[Data about app and page elements]
——————
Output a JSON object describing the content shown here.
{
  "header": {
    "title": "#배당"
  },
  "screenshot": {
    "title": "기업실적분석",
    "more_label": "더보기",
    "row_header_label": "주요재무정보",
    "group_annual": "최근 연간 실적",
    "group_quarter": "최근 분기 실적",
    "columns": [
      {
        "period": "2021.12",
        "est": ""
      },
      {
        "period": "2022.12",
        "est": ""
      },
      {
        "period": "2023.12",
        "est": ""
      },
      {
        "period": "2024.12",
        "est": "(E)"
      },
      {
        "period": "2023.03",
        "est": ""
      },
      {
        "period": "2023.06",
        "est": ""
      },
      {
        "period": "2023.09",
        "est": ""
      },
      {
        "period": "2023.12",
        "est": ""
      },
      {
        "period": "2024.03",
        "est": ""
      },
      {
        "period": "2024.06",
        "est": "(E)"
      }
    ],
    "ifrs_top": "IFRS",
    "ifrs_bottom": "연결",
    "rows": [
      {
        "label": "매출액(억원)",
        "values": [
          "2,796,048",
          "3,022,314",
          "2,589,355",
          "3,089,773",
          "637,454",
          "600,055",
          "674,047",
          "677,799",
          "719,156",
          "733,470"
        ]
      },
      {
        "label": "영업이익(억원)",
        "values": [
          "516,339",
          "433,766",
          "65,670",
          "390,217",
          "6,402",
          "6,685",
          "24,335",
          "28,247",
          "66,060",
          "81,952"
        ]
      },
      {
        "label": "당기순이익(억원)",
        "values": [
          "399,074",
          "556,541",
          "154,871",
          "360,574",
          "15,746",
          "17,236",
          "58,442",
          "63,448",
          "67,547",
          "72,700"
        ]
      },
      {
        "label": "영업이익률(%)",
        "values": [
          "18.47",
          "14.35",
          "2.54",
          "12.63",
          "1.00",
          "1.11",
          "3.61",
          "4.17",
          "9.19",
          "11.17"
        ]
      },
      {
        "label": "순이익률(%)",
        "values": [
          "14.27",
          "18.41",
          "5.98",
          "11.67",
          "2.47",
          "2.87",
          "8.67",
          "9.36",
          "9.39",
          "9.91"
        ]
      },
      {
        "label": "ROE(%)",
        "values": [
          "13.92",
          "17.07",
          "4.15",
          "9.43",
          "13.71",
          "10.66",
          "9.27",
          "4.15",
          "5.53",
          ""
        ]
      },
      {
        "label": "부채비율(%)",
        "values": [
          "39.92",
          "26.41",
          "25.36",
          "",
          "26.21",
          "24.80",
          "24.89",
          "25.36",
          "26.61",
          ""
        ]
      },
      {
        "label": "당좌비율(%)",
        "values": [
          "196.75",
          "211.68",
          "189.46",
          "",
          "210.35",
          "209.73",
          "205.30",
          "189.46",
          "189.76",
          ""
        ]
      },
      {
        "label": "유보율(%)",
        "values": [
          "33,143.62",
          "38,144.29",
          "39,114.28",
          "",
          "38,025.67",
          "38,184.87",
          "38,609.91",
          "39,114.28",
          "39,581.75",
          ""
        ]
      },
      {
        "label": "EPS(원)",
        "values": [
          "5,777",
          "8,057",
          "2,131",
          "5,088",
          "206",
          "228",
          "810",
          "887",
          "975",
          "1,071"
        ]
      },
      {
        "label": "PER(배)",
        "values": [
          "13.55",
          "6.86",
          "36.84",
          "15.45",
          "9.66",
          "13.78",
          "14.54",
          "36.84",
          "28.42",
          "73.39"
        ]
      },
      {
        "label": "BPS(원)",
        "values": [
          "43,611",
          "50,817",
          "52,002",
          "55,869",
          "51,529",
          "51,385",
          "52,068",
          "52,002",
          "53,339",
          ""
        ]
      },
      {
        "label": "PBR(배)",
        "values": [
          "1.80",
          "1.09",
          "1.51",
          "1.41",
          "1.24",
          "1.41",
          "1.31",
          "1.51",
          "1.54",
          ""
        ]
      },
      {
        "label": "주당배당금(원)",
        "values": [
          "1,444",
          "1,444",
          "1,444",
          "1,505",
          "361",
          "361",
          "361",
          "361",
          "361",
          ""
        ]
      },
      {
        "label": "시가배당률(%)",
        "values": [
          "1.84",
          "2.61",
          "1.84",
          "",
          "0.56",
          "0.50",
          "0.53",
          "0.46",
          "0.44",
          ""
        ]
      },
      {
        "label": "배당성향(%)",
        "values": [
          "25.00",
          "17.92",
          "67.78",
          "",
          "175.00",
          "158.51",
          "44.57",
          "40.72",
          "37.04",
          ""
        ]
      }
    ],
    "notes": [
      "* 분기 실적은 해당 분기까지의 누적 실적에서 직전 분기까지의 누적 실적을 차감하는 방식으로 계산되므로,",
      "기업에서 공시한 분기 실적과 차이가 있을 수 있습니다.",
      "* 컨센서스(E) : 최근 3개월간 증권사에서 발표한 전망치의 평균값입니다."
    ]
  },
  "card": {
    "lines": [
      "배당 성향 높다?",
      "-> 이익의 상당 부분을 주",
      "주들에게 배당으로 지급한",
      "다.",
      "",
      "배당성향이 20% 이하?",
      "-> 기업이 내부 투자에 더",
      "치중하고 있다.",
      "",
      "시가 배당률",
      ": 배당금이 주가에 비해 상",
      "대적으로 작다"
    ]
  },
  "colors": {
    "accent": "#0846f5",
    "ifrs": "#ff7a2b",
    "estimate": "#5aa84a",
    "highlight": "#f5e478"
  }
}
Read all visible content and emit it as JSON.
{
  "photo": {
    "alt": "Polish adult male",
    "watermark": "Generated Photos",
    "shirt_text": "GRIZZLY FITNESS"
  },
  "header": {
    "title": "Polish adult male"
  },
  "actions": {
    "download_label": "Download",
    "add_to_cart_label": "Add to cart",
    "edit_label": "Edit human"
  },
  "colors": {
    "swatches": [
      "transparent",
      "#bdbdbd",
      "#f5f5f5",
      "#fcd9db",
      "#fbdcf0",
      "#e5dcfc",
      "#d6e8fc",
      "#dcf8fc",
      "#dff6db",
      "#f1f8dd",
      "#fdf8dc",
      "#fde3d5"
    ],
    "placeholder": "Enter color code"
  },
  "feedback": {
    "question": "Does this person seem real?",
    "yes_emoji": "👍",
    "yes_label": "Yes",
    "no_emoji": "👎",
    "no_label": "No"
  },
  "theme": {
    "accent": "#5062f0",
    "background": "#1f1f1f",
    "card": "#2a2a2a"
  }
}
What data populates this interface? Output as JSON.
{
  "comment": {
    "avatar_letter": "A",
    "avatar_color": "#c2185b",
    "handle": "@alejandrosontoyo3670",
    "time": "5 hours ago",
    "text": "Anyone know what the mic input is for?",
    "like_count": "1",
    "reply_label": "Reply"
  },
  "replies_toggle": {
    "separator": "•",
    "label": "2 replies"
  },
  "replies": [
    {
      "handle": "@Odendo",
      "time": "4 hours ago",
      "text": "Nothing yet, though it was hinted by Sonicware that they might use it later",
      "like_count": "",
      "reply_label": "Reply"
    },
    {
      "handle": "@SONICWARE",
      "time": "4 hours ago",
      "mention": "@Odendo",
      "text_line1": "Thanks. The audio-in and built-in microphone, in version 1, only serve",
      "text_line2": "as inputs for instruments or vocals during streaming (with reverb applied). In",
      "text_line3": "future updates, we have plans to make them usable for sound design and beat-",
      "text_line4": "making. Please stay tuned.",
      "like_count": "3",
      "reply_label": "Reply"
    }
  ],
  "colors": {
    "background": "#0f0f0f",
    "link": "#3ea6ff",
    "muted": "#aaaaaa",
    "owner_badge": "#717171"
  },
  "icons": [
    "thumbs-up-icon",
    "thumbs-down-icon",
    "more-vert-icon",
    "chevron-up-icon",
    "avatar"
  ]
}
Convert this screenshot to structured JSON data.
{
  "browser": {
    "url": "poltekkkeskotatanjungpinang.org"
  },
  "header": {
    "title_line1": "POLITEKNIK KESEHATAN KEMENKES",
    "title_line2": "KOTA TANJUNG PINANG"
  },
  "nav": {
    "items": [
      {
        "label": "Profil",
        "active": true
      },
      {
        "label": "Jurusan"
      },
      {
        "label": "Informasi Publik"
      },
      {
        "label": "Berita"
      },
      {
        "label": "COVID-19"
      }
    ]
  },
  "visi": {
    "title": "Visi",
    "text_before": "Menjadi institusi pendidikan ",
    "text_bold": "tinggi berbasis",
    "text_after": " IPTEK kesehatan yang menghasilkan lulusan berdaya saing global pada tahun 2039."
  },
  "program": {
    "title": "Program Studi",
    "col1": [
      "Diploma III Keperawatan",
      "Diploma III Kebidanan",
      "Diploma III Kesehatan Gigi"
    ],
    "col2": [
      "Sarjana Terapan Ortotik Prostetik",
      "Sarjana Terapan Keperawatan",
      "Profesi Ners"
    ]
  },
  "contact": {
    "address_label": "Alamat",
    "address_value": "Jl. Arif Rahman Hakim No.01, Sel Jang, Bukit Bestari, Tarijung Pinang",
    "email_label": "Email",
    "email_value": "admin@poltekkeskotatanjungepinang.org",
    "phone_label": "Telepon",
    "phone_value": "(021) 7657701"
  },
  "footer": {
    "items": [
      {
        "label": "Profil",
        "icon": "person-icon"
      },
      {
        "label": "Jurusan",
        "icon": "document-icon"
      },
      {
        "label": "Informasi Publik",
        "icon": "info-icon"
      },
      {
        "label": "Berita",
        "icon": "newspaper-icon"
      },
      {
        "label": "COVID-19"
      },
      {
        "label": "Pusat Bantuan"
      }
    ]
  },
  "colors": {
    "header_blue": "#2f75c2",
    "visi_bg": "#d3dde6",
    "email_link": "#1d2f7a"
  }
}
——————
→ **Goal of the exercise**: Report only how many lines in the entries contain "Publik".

→ **Written response**: 2